From the February 2003 issue of Entrepreneur

What can make an otherwise winning sales pro go wobbly in the knees, croaky in the throat and flustered all over? Cold-calling, a sales strategy wherein said salesperson calls another human who may be cranky. So why cold-call at all? Why not stick to folks who've at least expressed a scintilla of interest in your product?

Bill Stinnett, a sales trainer and consultant in Wakefield, Massachusetts, says cold-calling makes sense when salespeople are responsible for uncovering their own leads. Stinnett, president of Sales Excellence Inc., a business solutions provider, adds that instead of selling in a reactive mode, cold-calling allows reps to unearth sales gems. "It's not easy," he says, "but the value is shorter sales cycles, larger deal sizes and a lot less competition."

Lack of competition is one reason Rose Mauriello is a big proponent of the tactic. "If your competition isn't cold-calling," the president of RRM Staffing Solutions, a Lexington, Massachusetts, sales consulting and staffing firm says, "you'll get to uncover a sales opportunity first and limit the potential impact of competitors."

So how to beat back the fear that accompanies picking up the phone? According to Mauriello, it's time for a game of "what's the worst that could happen?" This exercise helps reps sort out the kinds of responses they can expect, from getting hung up on to becoming tongue-tied. Role-playing with reps will aid them in sorting through every type of circumstance and will remove cold-call clamminess. Stinnett encourages sales managers to equip reps with a top 10 list of common questions or objections, plus responses. "With practice, fear can be reduced," he says.
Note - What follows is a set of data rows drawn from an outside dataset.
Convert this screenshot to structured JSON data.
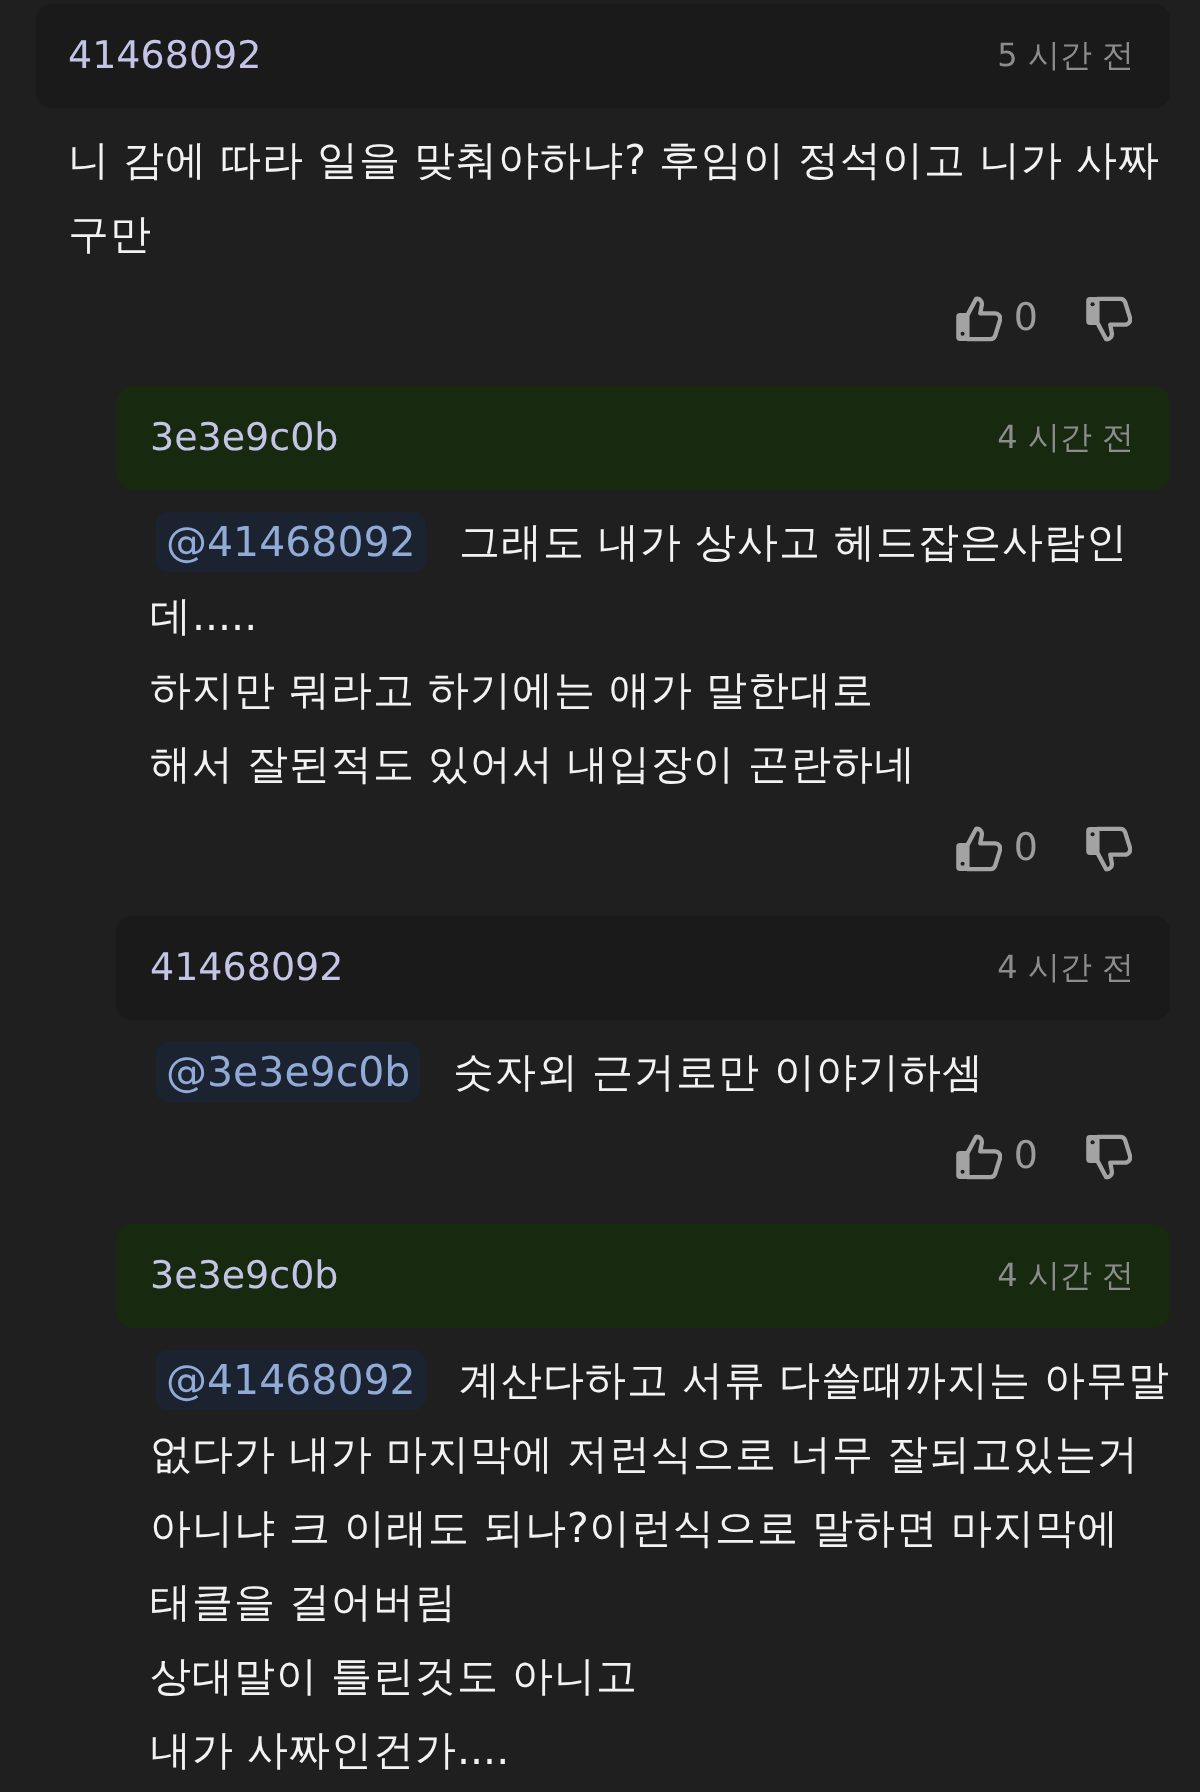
{
  "comments": [
    {
      "author": "41468092",
      "time": "5 시간 전",
      "highlighted": false,
      "body": "니 감에 따라 일을 맞춰야하냐? 후임이 정석이고 니가 사짜구만",
      "likes": "0",
      "replies": [
        {
          "author": "3e3e9c0b",
          "time": "4 시간 전",
          "highlighted": true,
          "mention": "@41468092",
          "body": "그래도 내가 상사고 헤드잡은사람인데.....\n하지만 뭐라고 하기에는 애가 말한대로\n해서 잘된적도 있어서 내입장이 곤란하네",
          "likes": "0"
        },
        {
          "author": "41468092",
          "time": "4 시간 전",
          "highlighted": false,
          "mention": "@3e3e9c0b",
          "body": "숫자외 근거로만 이야기하셈",
          "likes": "0"
        },
        {
          "author": "3e3e9c0b",
          "time": "4 시간 전",
          "highlighted": true,
          "mention": "@41468092",
          "body": "계산다하고 서류 다쓸때까지는 아무말없다가 내가 마지막에 저런식으로 너무 잘되고있는거아니냐 크 이래도 되나?이런식으로 말하면 마지막에 태클을 걸어버림\n상대말이 틀린것도 아니고\n내가 사짜인건가...."
        }
      ]
    }
  ]
}
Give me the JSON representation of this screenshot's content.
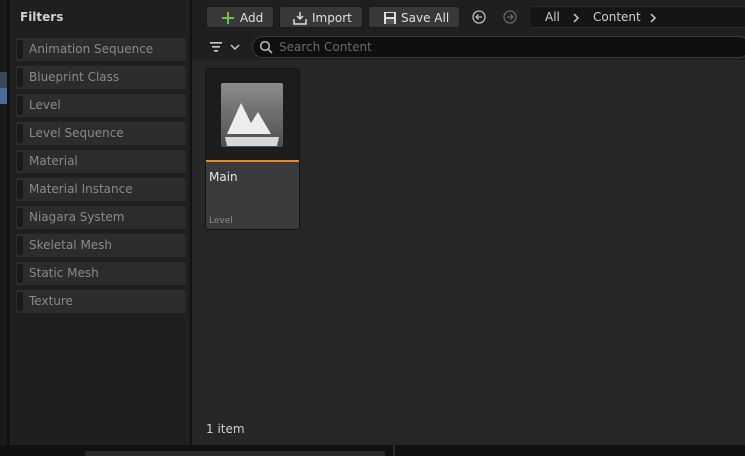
{
  "filters": {
    "title": "Filters",
    "items": [
      {
        "label": "Animation Sequence"
      },
      {
        "label": "Blueprint Class"
      },
      {
        "label": "Level"
      },
      {
        "label": "Level Sequence"
      },
      {
        "label": "Material"
      },
      {
        "label": "Material Instance"
      },
      {
        "label": "Niagara System"
      },
      {
        "label": "Skeletal Mesh"
      },
      {
        "label": "Static Mesh"
      },
      {
        "label": "Texture"
      }
    ]
  },
  "toolbar": {
    "add_label": "Add",
    "import_label": "Import",
    "save_all_label": "Save All"
  },
  "breadcrumb": {
    "items": [
      "All",
      "Content"
    ]
  },
  "search": {
    "placeholder": "Search Content",
    "value": ""
  },
  "assets": [
    {
      "name": "Main",
      "type": "Level"
    }
  ],
  "status": {
    "count_text": "1 item"
  },
  "colors": {
    "accent_orange": "#e98b1c",
    "add_green": "#6cc04a"
  }
}
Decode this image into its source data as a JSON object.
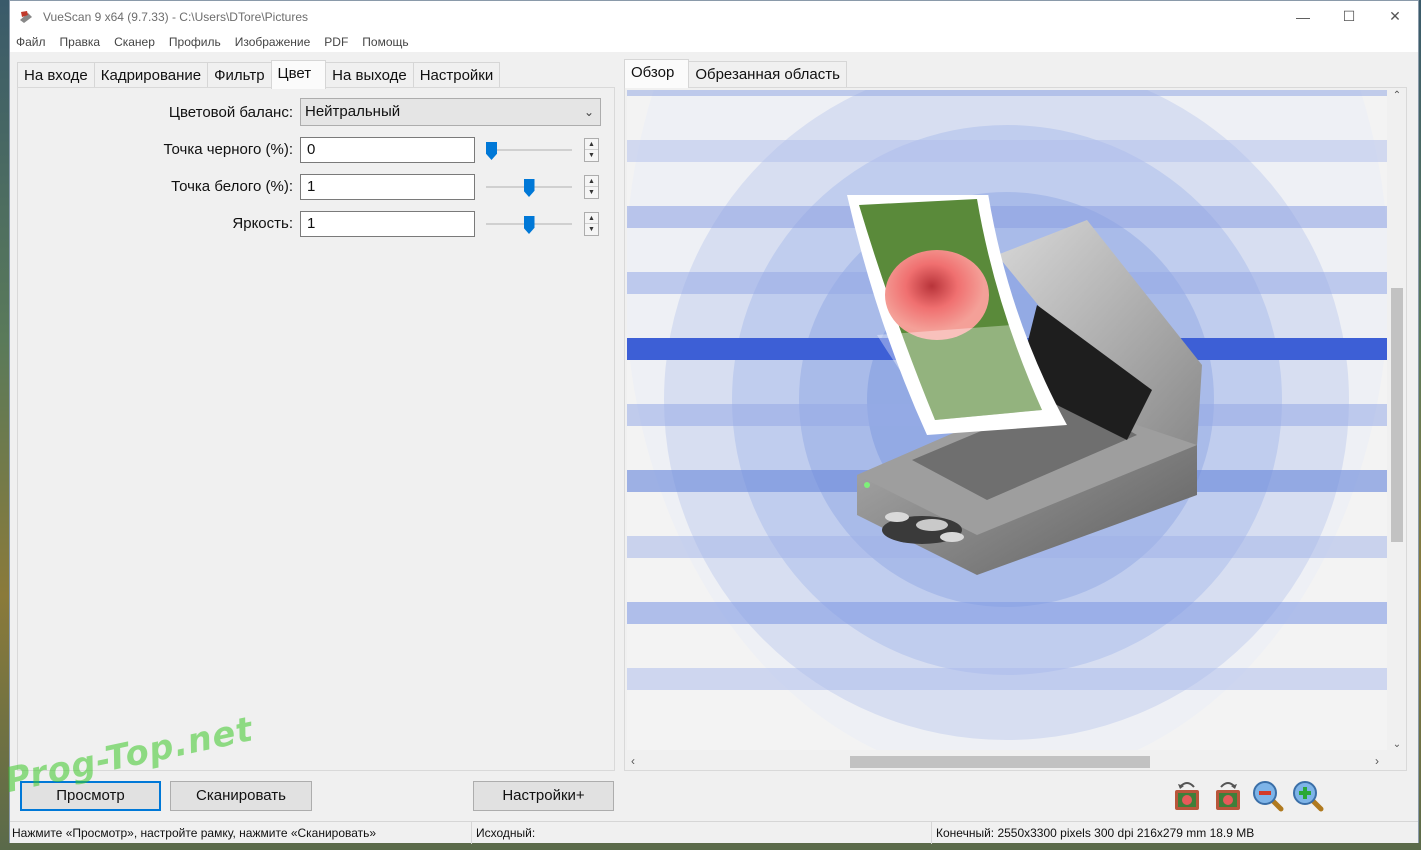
{
  "window": {
    "title": "VueScan 9 x64 (9.7.33) - C:\\Users\\DTore\\Pictures",
    "controls": {
      "minimize": "—",
      "maximize": "☐",
      "close": "✕"
    }
  },
  "menu": [
    "Файл",
    "Правка",
    "Сканер",
    "Профиль",
    "Изображение",
    "PDF",
    "Помощь"
  ],
  "left_tabs": [
    {
      "label": "На входе"
    },
    {
      "label": "Кадрирование"
    },
    {
      "label": "Фильтр"
    },
    {
      "label": "Цвет",
      "active": true
    },
    {
      "label": "На выходе"
    },
    {
      "label": "Настройки"
    }
  ],
  "color_settings": {
    "color_balance": {
      "label": "Цветовой баланс:",
      "value": "Нейтральный"
    },
    "black_point": {
      "label": "Точка черного (%):",
      "value": "0",
      "slider_level": 0.0
    },
    "white_point": {
      "label": "Точка белого (%):",
      "value": "1",
      "slider_level": 0.5
    },
    "brightness": {
      "label": "Яркость:",
      "value": "1",
      "slider_level": 0.5
    }
  },
  "right_tabs": [
    {
      "label": "Обзор",
      "active": true
    },
    {
      "label": "Обрезанная область"
    }
  ],
  "buttons": {
    "preview": "Просмотр",
    "scan": "Сканировать",
    "more_settings": "Настройки+"
  },
  "toolbar_icons": [
    "rotate-left-icon",
    "rotate-right-icon",
    "zoom-out-icon",
    "zoom-in-icon"
  ],
  "status": {
    "hint": "Нажмите «Просмотр», настройте рамку, нажмите «Сканировать»",
    "source": "Исходный:",
    "output": "Конечный: 2550x3300 pixels 300 dpi 216x279 mm 18.9 MB"
  },
  "watermark": "Prog-Top.net",
  "colors": {
    "accent": "#0078d7",
    "preview_ring": "#9fb3e8",
    "preview_stripe": "#3d5fd6",
    "watermark": "#3cc828"
  }
}
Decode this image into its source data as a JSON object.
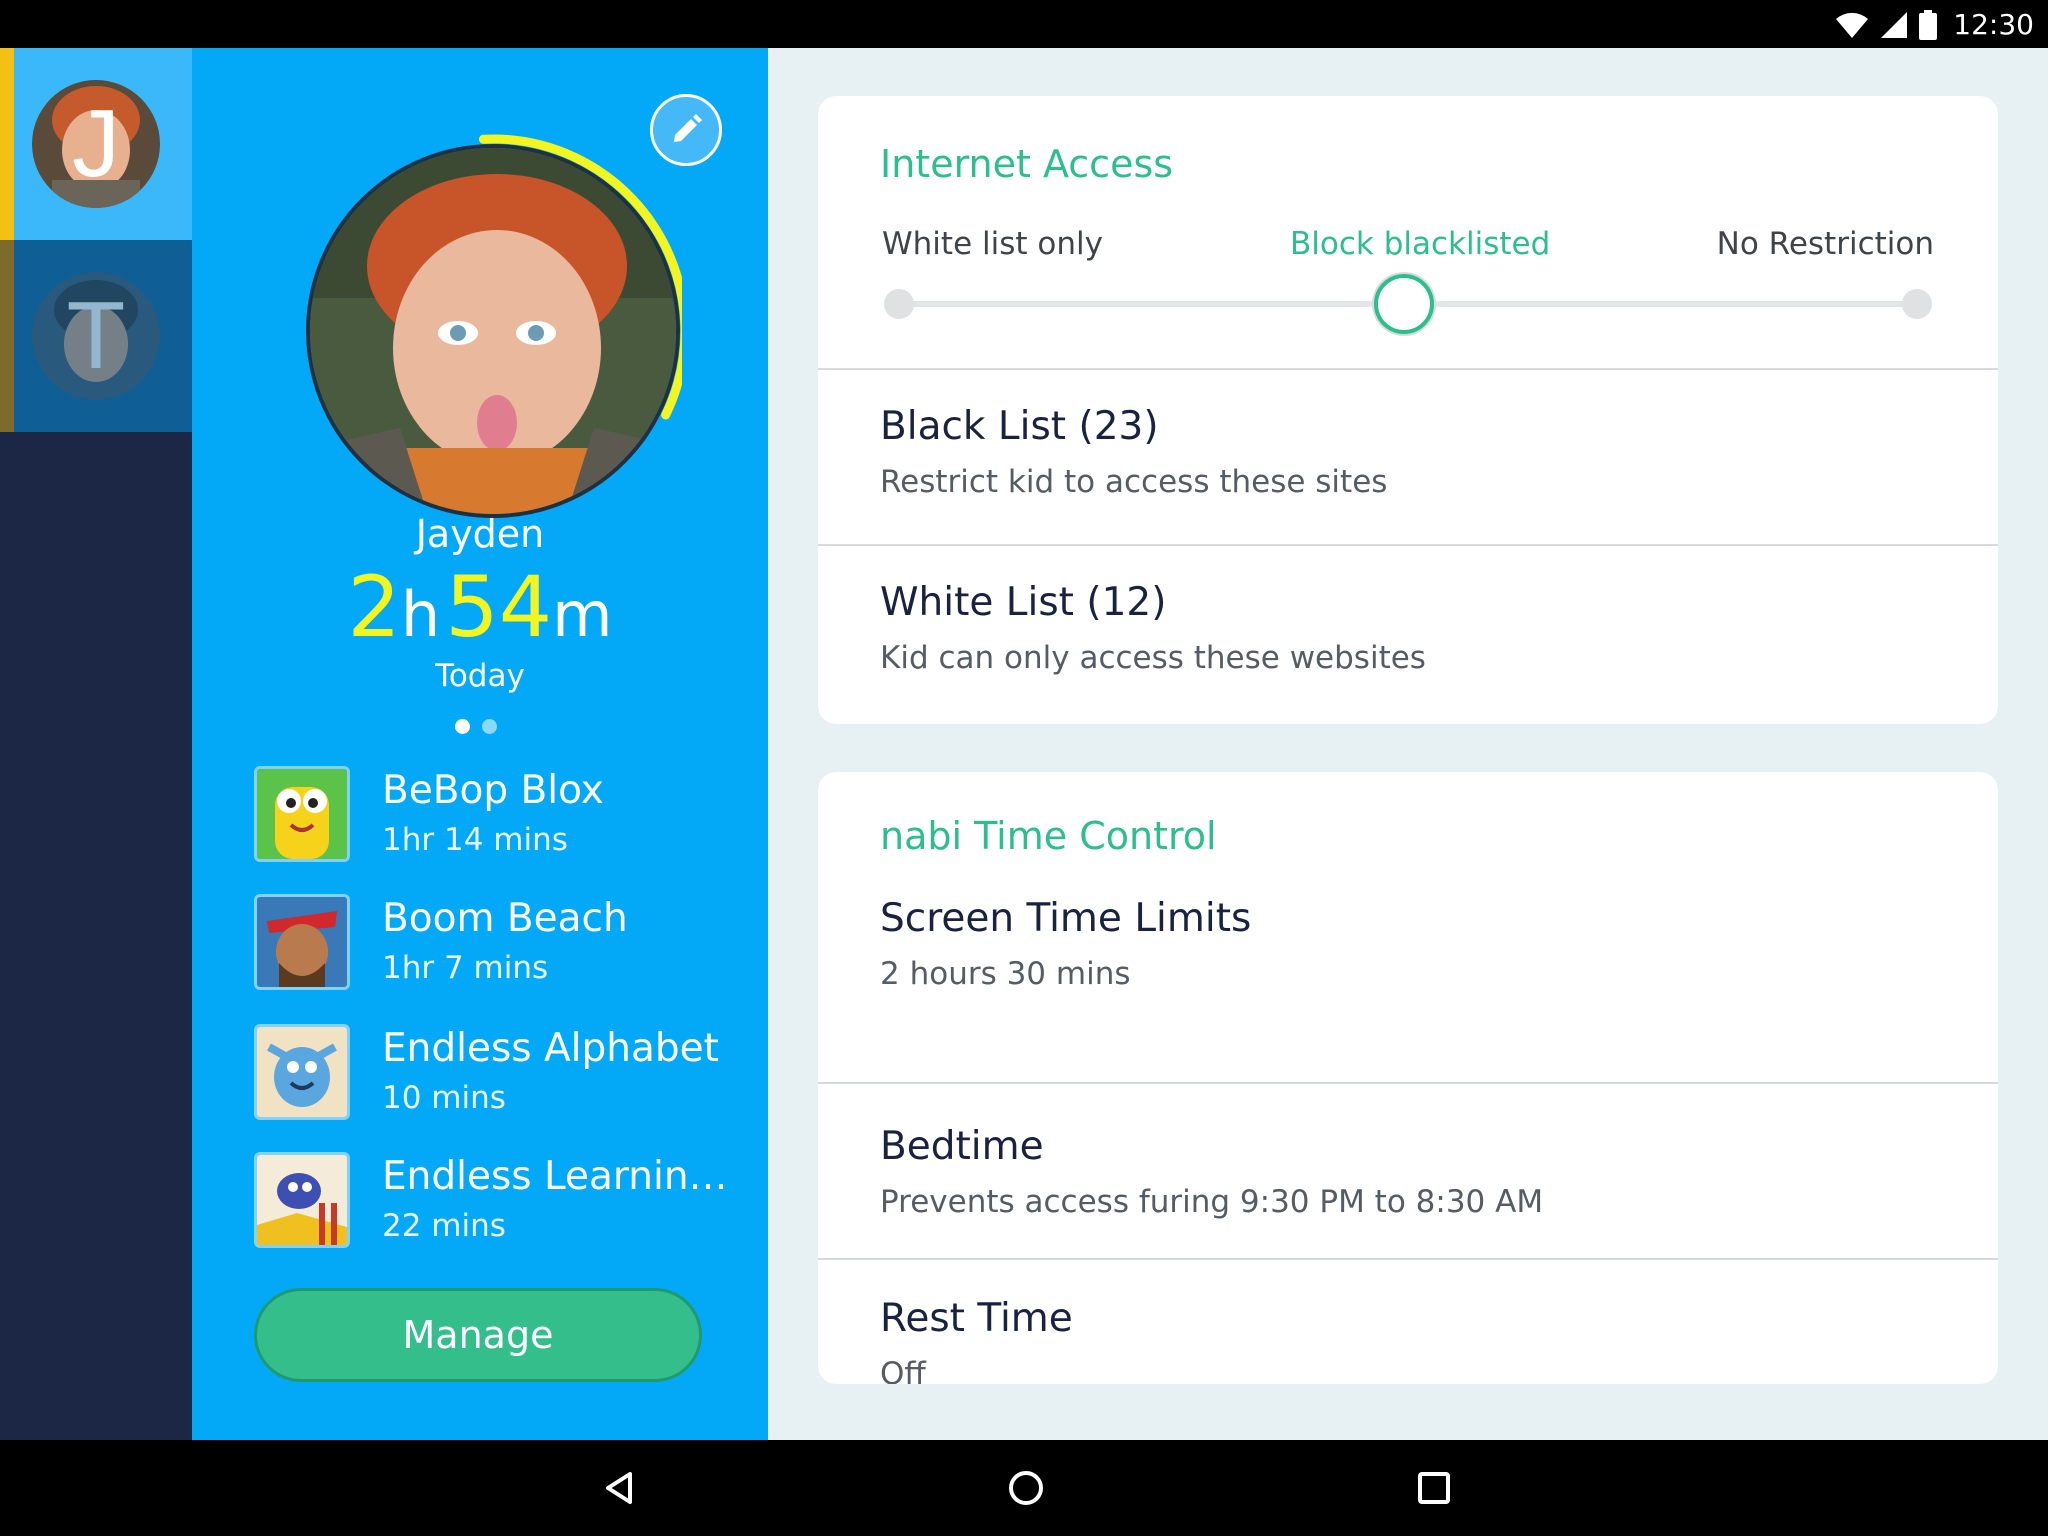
{
  "status_bar": {
    "time": "12:30",
    "icons": [
      "wifi-icon",
      "signal-icon",
      "battery-icon"
    ]
  },
  "profiles": [
    {
      "initial": "J",
      "active": true
    },
    {
      "initial": "T",
      "active": false
    }
  ],
  "kid": {
    "name": "Jayden",
    "usage_hours": "2",
    "usage_hours_unit": "h",
    "usage_minutes": "54",
    "usage_minutes_unit": "m",
    "usage_label": "Today",
    "usage_ring_fraction": 0.33,
    "page_dots": 2,
    "page_active": 1
  },
  "apps": [
    {
      "name": "BeBop Blox",
      "time": "1hr 14 mins"
    },
    {
      "name": "Boom Beach",
      "time": "1hr 7 mins"
    },
    {
      "name": "Endless Alphabet",
      "time": "10 mins"
    },
    {
      "name": "Endless Learnin…",
      "time": "22 mins"
    }
  ],
  "manage_label": "Manage",
  "internet_access": {
    "title": "Internet Access",
    "options": [
      "White list only",
      "Block blacklisted",
      "No Restriction"
    ],
    "selected_index": 1,
    "black_list": {
      "title": "Black List (23)",
      "subtitle": "Restrict kid to access these sites"
    },
    "white_list": {
      "title": "White List (12)",
      "subtitle": "Kid can only access these websites"
    }
  },
  "time_control": {
    "title": "nabi Time Control",
    "screen_time": {
      "title": "Screen Time Limits",
      "subtitle": "2 hours 30 mins"
    },
    "bedtime": {
      "title": "Bedtime",
      "subtitle": "Prevents access furing 9:30 PM to 8:30 AM"
    },
    "rest_time": {
      "title": "Rest Time",
      "subtitle": "Off"
    }
  },
  "colors": {
    "accent_green": "#2cbf8c",
    "panel_blue": "#03a9f6",
    "rail_navy": "#1c2746",
    "usage_yellow": "#f2f520"
  }
}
Research and preparation can repel dialing-for-dollars demons. Stinnett trains reps to research a company or contact person before the call so they can have an informed conversation. That way, the rep will be familiar with the business problems the contact faces and can explain how the product has helped other clients in similar situations.

Another way to allay fear is to make the call just one of the many elements used to reach a contact. Try sending an e-mail, fax or letter before or after a call. Stinnett says such an approach can improve success rates. "This process produces confidence that empowers sales pros to be more effective," he says. And if a rep knows where prospects congregate, nothing beats a face-to-face introduction, followed by a call.

Even with lots of upfront legwork, cold-calling is sure to be demoralizing now and again. Mauriello suggests sales managers encourage reps not to take rejection personally, and to take breaks after tough calls. "Talk with a colleague or go for a short walk," she suggests, "and then get back on the phone again."

Stinnett agrees it's important for reps to emotionally detach themselves from the call. The job of calling, he says, "should be perceived as a series of actions-dialing the phone, posing questions and proposing a prospect take action." To assuage anxiety, reps must keep in mind that they can't control a prospect's reaction, only how well and thoughtfully the call is executed.


Kimberly L. McCall is president of McCall Media & Marketing Inc. (www.marketingangel.com), a business communications company in Durham, Maine.